After the surprise win of the United Kingdom's Conservative Party in Thursday's national election, the spotlight has now fallen on American political operative Jim Messina, who led the pro-austerity party to victory.
Prior to working the British political machine, Messina served as campaign manager—or self-described "mastermind"—of U.S. President Barack Obama's successful 2012 election bid and, before that, White House deputy chief of staff under Rahm Emanuel from 2009 to 2011.
Before his appearance on MSNBC's "Morning Joe" on Friday, host Joe Scarborough introduced Messina, who was hired as an official adviser to the party of Prime Minister David Cameron, as "the man being called a traitor by liberals worldwide."
During the interview, Messina credited the victory of the austerity-driven Conservative Party to a "resounding economic mandate for the prime minister."
"First of all, the prime minister laid out a compelling economic vision, and second you had a campaign that tried to take us back to the 1970s and 1980s," Messina said of Cameron's liberal Labour Party challenger, Ed Miliband.
"All elections are always about the future, especially an economic future," Messina continued. "We won that choice by over 20 points last night and that's why we stunned the world. And it looks like he'll have an absolute majority, which I don't think many people thought we'd have."
When asked if he has "seen the light" and plans to support a Republican candidate for the 2016 U.S. presidential election, Messina said that he will throw his full weight behind Democratic candidate and former Secretary of State Hillary Clinton. Last year, Messina became co-chair of the pro-Clinton Super PAC Priorities USA.
"I am all Hillary all the time," Messina said. "Whatever its going to take to get Hillary."

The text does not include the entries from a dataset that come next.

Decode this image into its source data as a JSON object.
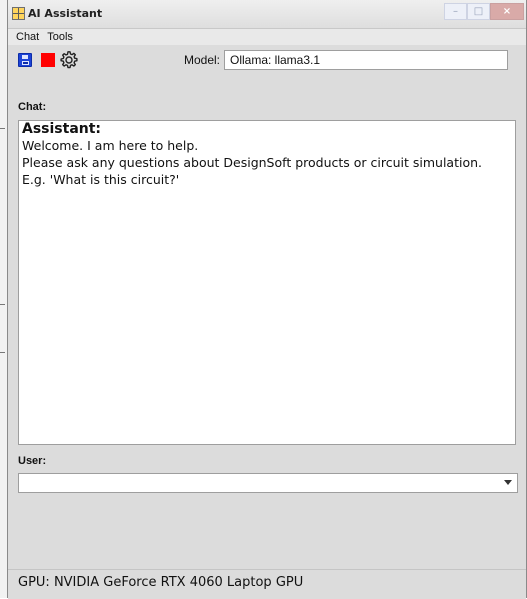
{
  "window": {
    "title": "AI Assistant",
    "controls": {
      "minimize": "–",
      "maximize": "□",
      "close": "×"
    }
  },
  "menu": {
    "items": [
      "Chat",
      "Tools"
    ]
  },
  "toolbar": {
    "model_label": "Model:",
    "model_value": "Ollama: llama3.1"
  },
  "chat": {
    "label": "Chat:",
    "assistant_name": "Assistant:",
    "lines": [
      "Welcome. I am here to help.",
      "Please ask any questions about DesignSoft products or circuit simulation.",
      "E.g. 'What is this circuit?'"
    ]
  },
  "user": {
    "label": "User:",
    "value": ""
  },
  "status": {
    "gpu": "GPU: NVIDIA GeForce RTX 4060 Laptop GPU"
  },
  "icons": [
    "app-icon",
    "save-icon",
    "stop-icon",
    "gear-icon",
    "dropdown-arrow-icon"
  ],
  "colors": {
    "save_blue": "#1c43d6",
    "stop_red": "#ff0000",
    "window_gray": "#dcdcdc"
  }
}
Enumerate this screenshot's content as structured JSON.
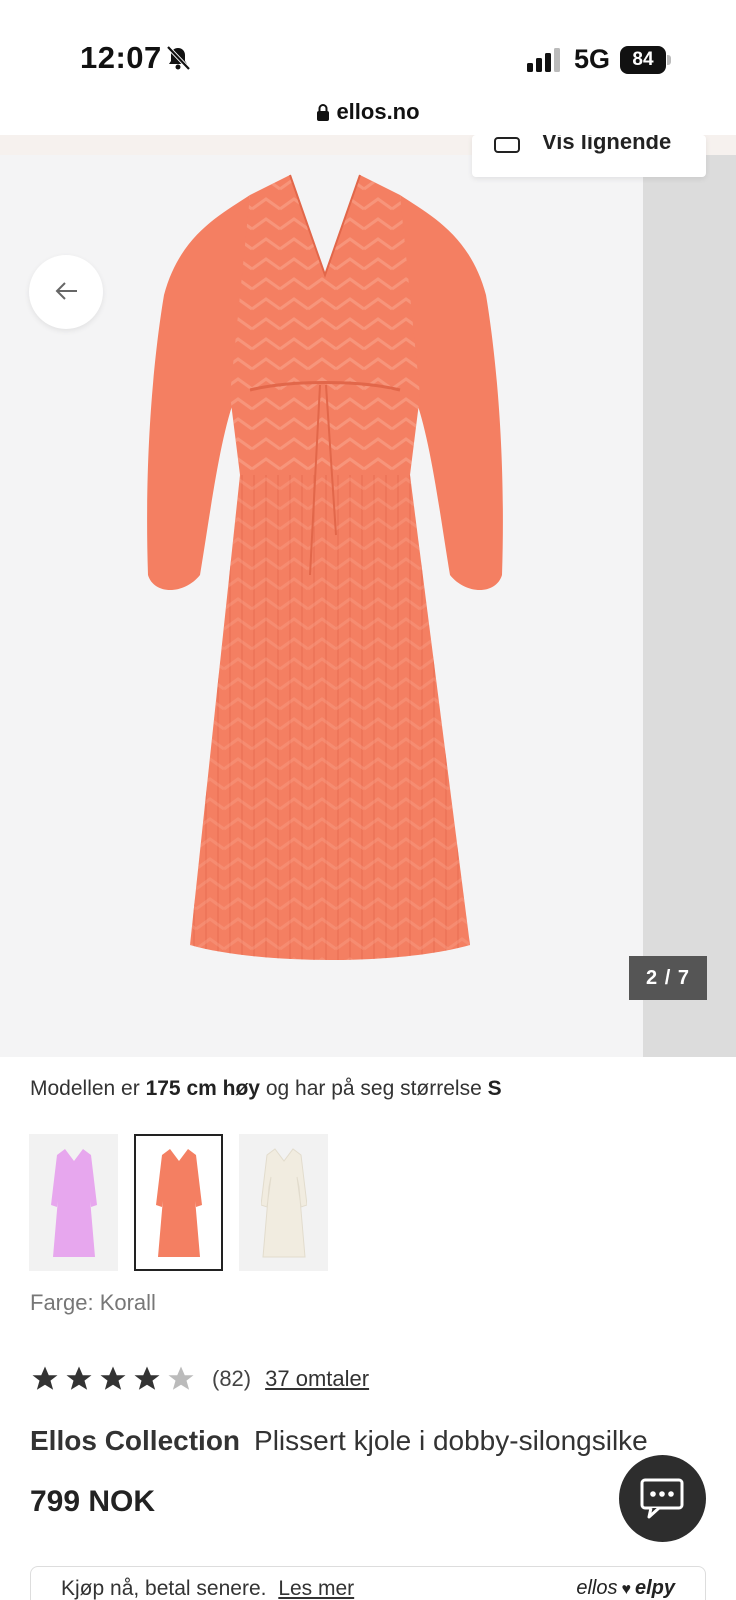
{
  "status_bar": {
    "time": "12:07",
    "network": "5G",
    "battery": "84",
    "icons": [
      "bell-muted-icon",
      "signal-icon",
      "battery-icon"
    ]
  },
  "browser": {
    "url": "ellos.no",
    "icons": [
      "lock-icon"
    ]
  },
  "gallery": {
    "similar_label": "Vis lignende",
    "counter": "2 / 7",
    "colors": {
      "dress": "#f47f62",
      "background": "#f4f4f5"
    },
    "icons": [
      "back-arrow-icon",
      "similar-icon"
    ]
  },
  "model_info": {
    "prefix": "Modellen er",
    "height": "175 cm høy",
    "middle": "og har på seg størrelse",
    "size": "S"
  },
  "swatches": [
    {
      "name": "lilac",
      "color": "#e7a7ee"
    },
    {
      "name": "coral",
      "color": "#f47f62",
      "selected": true
    },
    {
      "name": "ivory",
      "color": "#f1ece0"
    }
  ],
  "color_label": "Farge: Korall",
  "rating": {
    "stars": 4,
    "max": 5,
    "count": "(82)",
    "reviews_link": "37 omtaler"
  },
  "product": {
    "brand": "Ellos Collection",
    "name": "Plissert kjole i dobby-silongsilke",
    "price": "799 NOK"
  },
  "banner": {
    "text": "Kjøp nå, betal senere.",
    "link": "Les mer",
    "logo_left": "ellos",
    "logo_right": "elpy"
  },
  "chat": {
    "icon": "chat-icon"
  }
}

In a recent profile of Messina, The Intercept's Ken Silverstein wrote that the consultant was known for his "scumminess," and that he rose to prominence after producing "one of the more homophobic ads of modern political times" during Montana Senator Max Baucus's 2002 reelection campaign. The piece outlines the piles of money that Messina has amassed in speaking and consulting fees, which Silverstein describes as "astonishing, even by Washington standards."
Messina joined the UK's Conservative Party in 2013 as a paid consultant and, as Time reports, "worked to export the latest innovations in American-style campaigning to the UK."
In a much-publicized match-up, Obama's former senior adviser David Axelrod also took part in the UK election, serving as a consultant for Labour Party leader Ed Miliband.
Ahead of the elections, Nigel Farage, leader of the UK's Independence Party, blamed the "Washington spin doctors" for bringing an unwelcome negativity to UK politics.
"What I’m seeing in this election is the influence of these big American advisers and it’s becoming the most negative, personal and nasty campaign I’ve ever seen," Farage said.
Politico reports that Messina and Axelrod weren’t the only ones taking part in the campaign. Obama’s former body man, Reggie Love, also reportedly helped the Conservatives with their field and social media efforts.